Since the beginning of time women have had periods.

It can be difficult to imagine Joan of Arc getting her period during a battle or Sojourner Truth fashioning a pad from a rag, but these were the realities women have always had to face. Because of the long-standing stigma about vaginal health and menstruation, there isn’t much documentation about the history of periods until around the 20th century.  

A few ancient cultures forbade menstruating women from touching crops and food out of fear that their flow would spoil it. In some cases, women weren’t even allowed to touch their husbands until their cycle was evidently over. Periods were also closely associated with hysteria, superstition, and uncleanliness, so it’s easy to assume that there weren’t many historical writings done on the subject.

However, there is speculation

History of the Cotton Bowl: How it All Began

cotton bowl 2016


Of Mice and Men and The Hobbit is published.
FDR is sworn into office for the second time.
The Golden Gate Bridge is opened to the public.
Amelia Earhart disappears.

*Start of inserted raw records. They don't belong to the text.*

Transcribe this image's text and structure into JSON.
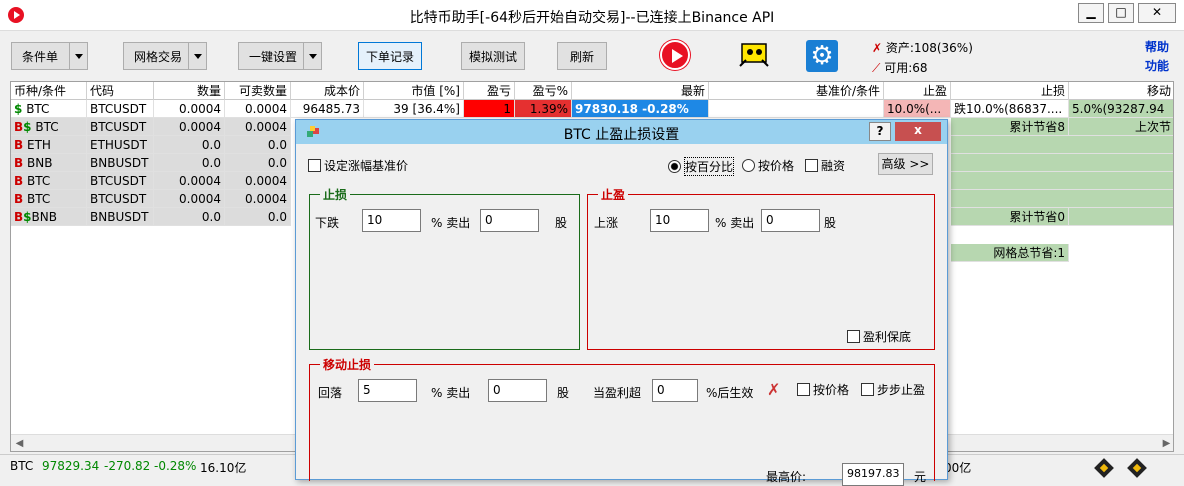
{
  "window": {
    "title": "比特币助手[-64秒后开始自动交易]--已连接上Binance API",
    "min": "▁",
    "max": "□",
    "close": "✕"
  },
  "toolbar": {
    "condition": "条件单",
    "grid": "网格交易",
    "onekey": "一键设置",
    "orders": "下单记录",
    "sim": "模拟测试",
    "refresh": "刷新"
  },
  "assets": {
    "total": "资产:108(36%)",
    "available": "可用:68"
  },
  "help": {
    "help": "帮助",
    "func": "功能"
  },
  "table": {
    "headers": [
      "币种/条件",
      "代码",
      "数量",
      "可卖数量",
      "成本价",
      "市值 [%]",
      "盈亏",
      "盈亏%",
      "最新",
      "基准价/条件",
      "止盈",
      "止损",
      "移动"
    ],
    "rows": [
      {
        "coin": "BTC",
        "code": "BTCUSDT",
        "qty": "0.0004",
        "sellable": "0.0004",
        "cost": "96485.73",
        "value": "39 [36.4%]",
        "pl": "1",
        "plp": "1.39%",
        "last": "97830.18  -0.28%",
        "tp": "10.0%(...",
        "sl": "跌10.0%(86837....",
        "mv": "5.0%(93287.94"
      },
      {
        "coin": "BTC",
        "code": "BTCUSDT",
        "qty": "0.0004",
        "sellable": "0.0004",
        "sl": "累计节省8",
        "mv": "上次节"
      },
      {
        "coin": "ETH",
        "code": "ETHUSDT",
        "qty": "0.0",
        "sellable": "0.0"
      },
      {
        "coin": "BNB",
        "code": "BNBUSDT",
        "qty": "0.0",
        "sellable": "0.0"
      },
      {
        "coin": "BTC",
        "code": "BTCUSDT",
        "qty": "0.0004",
        "sellable": "0.0004"
      },
      {
        "coin": "BTC",
        "code": "BTCUSDT",
        "qty": "0.0004",
        "sellable": "0.0004"
      },
      {
        "coin": "BNB",
        "code": "BNBUSDT",
        "qty": "0.0",
        "sellable": "0.0",
        "sl": "累计节省0"
      }
    ],
    "grid_note": "网格总节省:1"
  },
  "status": {
    "sym": "BTC",
    "price": "97829.34",
    "chg": "-270.82",
    "pct": "-0.28%",
    "vol": "16.10亿",
    "vol2": "00亿"
  },
  "dialog": {
    "title": "BTC 止盈止损设置",
    "help": "?",
    "close": "x",
    "base_check": "设定涨幅基准价",
    "by_pct": "按百分比",
    "by_price": "按价格",
    "margin": "融资",
    "advanced": "高级 >>",
    "sl": {
      "title": "止损",
      "drop": "下跌",
      "drop_val": "10",
      "sell": "% 卖出",
      "sell_val": "0",
      "unit": "股"
    },
    "tp": {
      "title": "止盈",
      "rise": "上涨",
      "rise_val": "10",
      "sell": "% 卖出",
      "sell_val": "0",
      "unit": "股",
      "protect": "盈利保底"
    },
    "trail": {
      "title": "移动止损",
      "back": "回落",
      "back_val": "5",
      "sell": "% 卖出",
      "sell_val": "0",
      "unit": "股",
      "profit_over": "当盈利超",
      "profit_val": "0",
      "effect": "%后生效",
      "by_price": "按价格",
      "step": "步步止盈",
      "max_price": "最高价:",
      "max_val": "98197.83",
      "yuan": "元"
    }
  }
}
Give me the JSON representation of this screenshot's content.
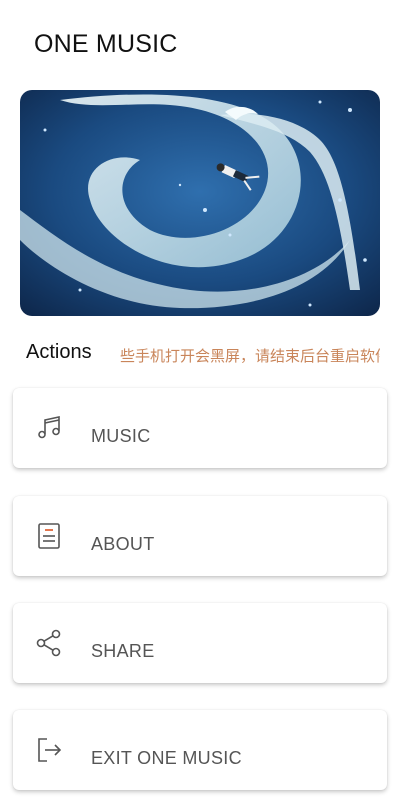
{
  "app": {
    "title": "ONE MUSIC"
  },
  "banner": {
    "image": "phoenix-illustration"
  },
  "actions": {
    "label": "Actions",
    "marquee_text": "些手机打开会黑屏，请结束后台重启软件"
  },
  "menu": [
    {
      "label": "MUSIC",
      "icon": "music-note-icon"
    },
    {
      "label": "ABOUT",
      "icon": "document-icon"
    },
    {
      "label": "SHARE",
      "icon": "share-icon"
    },
    {
      "label": "EXIT ONE MUSIC",
      "icon": "exit-icon"
    }
  ],
  "colors": {
    "marquee": "#c9855a",
    "accent": "#e0673a"
  }
}
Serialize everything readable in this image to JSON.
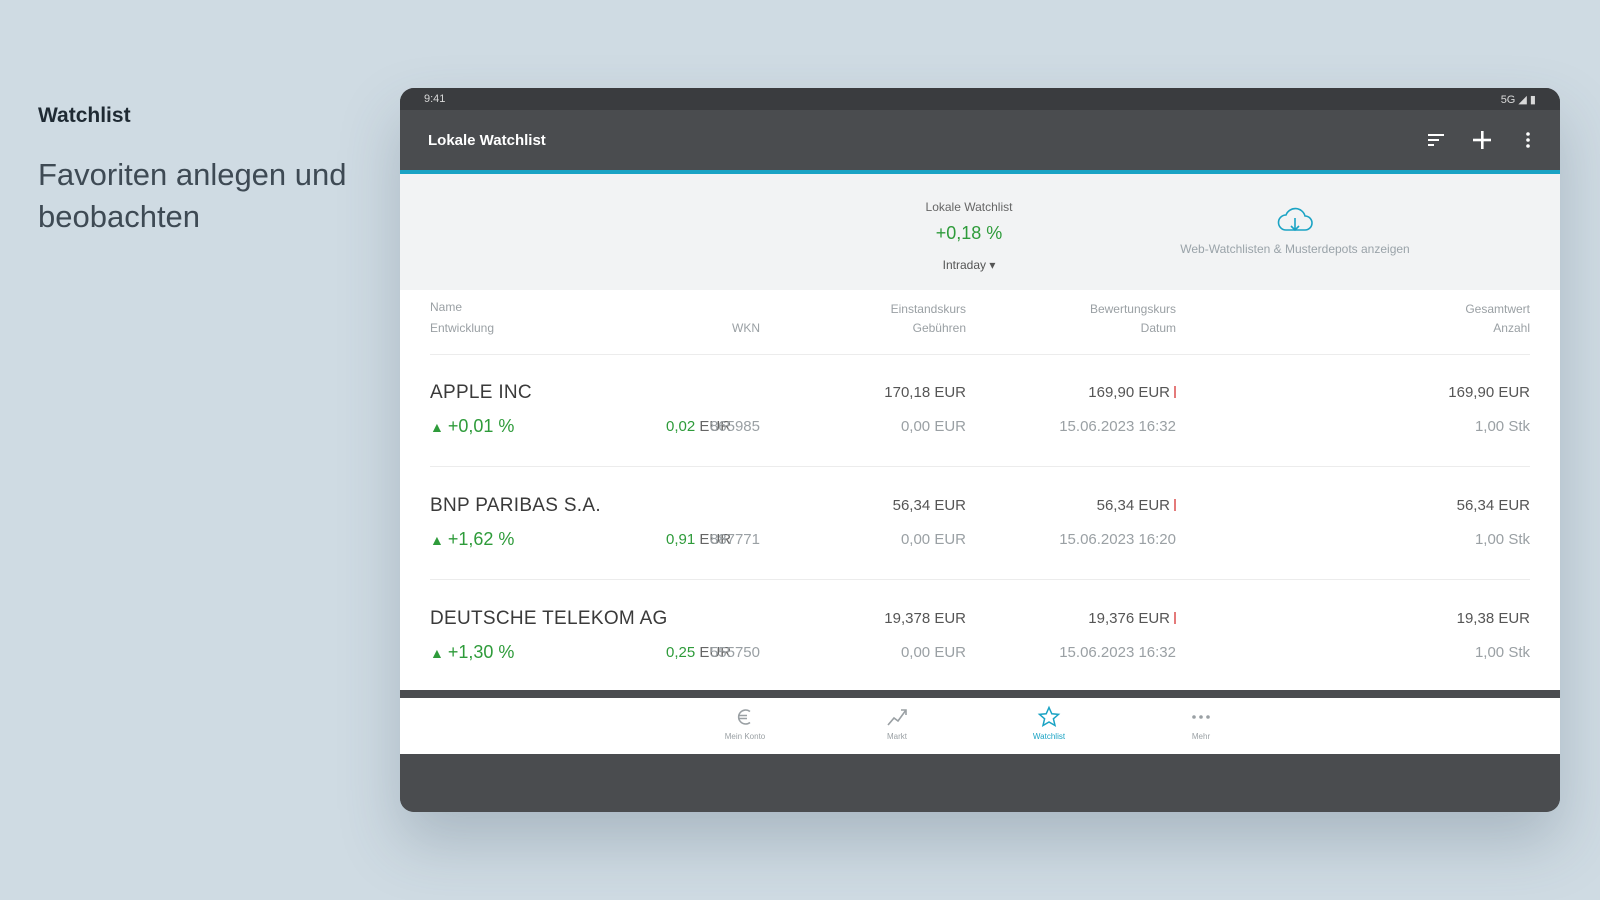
{
  "promo": {
    "title": "Watchlist",
    "subtitle": "Favoriten anlegen und beobachten"
  },
  "status": {
    "time": "9:41",
    "right": "5G ◢ ▮"
  },
  "appbar": {
    "title": "Lokale Watchlist"
  },
  "summary": {
    "label": "Lokale Watchlist",
    "value": "+0,18 %",
    "period": "Intraday ▾",
    "cloud_text": "Web-Watchlisten & Musterdepots anzeigen"
  },
  "headers": {
    "name": "Name",
    "entwicklung": "Entwicklung",
    "wkn": "WKN",
    "einstandskurs": "Einstandskurs",
    "gebuehren": "Gebühren",
    "bewertungskurs": "Bewertungskurs",
    "datum": "Datum",
    "gesamtwert": "Gesamtwert",
    "anzahl": "Anzahl"
  },
  "rows": [
    {
      "name": "APPLE INC",
      "change": "+0,01 %",
      "abs": "0,02",
      "cur": "EUR",
      "wkn": "865985",
      "ek": "170,18 EUR",
      "geb": "0,00 EUR",
      "bk": "169,90 EUR",
      "date": "15.06.2023 16:32",
      "gw": "169,90 EUR",
      "anz": "1,00 Stk"
    },
    {
      "name": "BNP PARIBAS S.A.",
      "change": "+1,62 %",
      "abs": "0,91",
      "cur": "EUR",
      "wkn": "887771",
      "ek": "56,34 EUR",
      "geb": "0,00 EUR",
      "bk": "56,34 EUR",
      "date": "15.06.2023 16:20",
      "gw": "56,34 EUR",
      "anz": "1,00 Stk"
    },
    {
      "name": "DEUTSCHE TELEKOM AG",
      "change": "+1,30 %",
      "abs": "0,25",
      "cur": "EUR",
      "wkn": "555750",
      "ek": "19,378 EUR",
      "geb": "0,00 EUR",
      "bk": "19,376 EUR",
      "date": "15.06.2023 16:32",
      "gw": "19,38 EUR",
      "anz": "1,00 Stk"
    }
  ],
  "nav": {
    "items": [
      {
        "label": "Mein Konto"
      },
      {
        "label": "Markt"
      },
      {
        "label": "Watchlist"
      },
      {
        "label": "Mehr"
      }
    ]
  },
  "colors": {
    "accent": "#1aa3c4",
    "positive": "#2e9b3a",
    "appbar": "#4a4c4f"
  }
}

And before any of these events, the very first Cotton Bowl Classic took place in Dallas, Texas on January 1st. The endeavor was funded entirely by J. Curtis Sanford. Sanford had made his money in the oil business, but cotton was a booming business in Texas. The stadium and the game, located on the Texas State Fair grounds, was named in honor of the almighty cotton boll.

Cotton Bowl

That first Cotton Bowl Classic hosted the Marquette Golden Avalanche and the TCU Horned Frogs. Just in case you forgot, here’s what a football team looked like in 1937.

football teamphoto via

Only slightly different than today…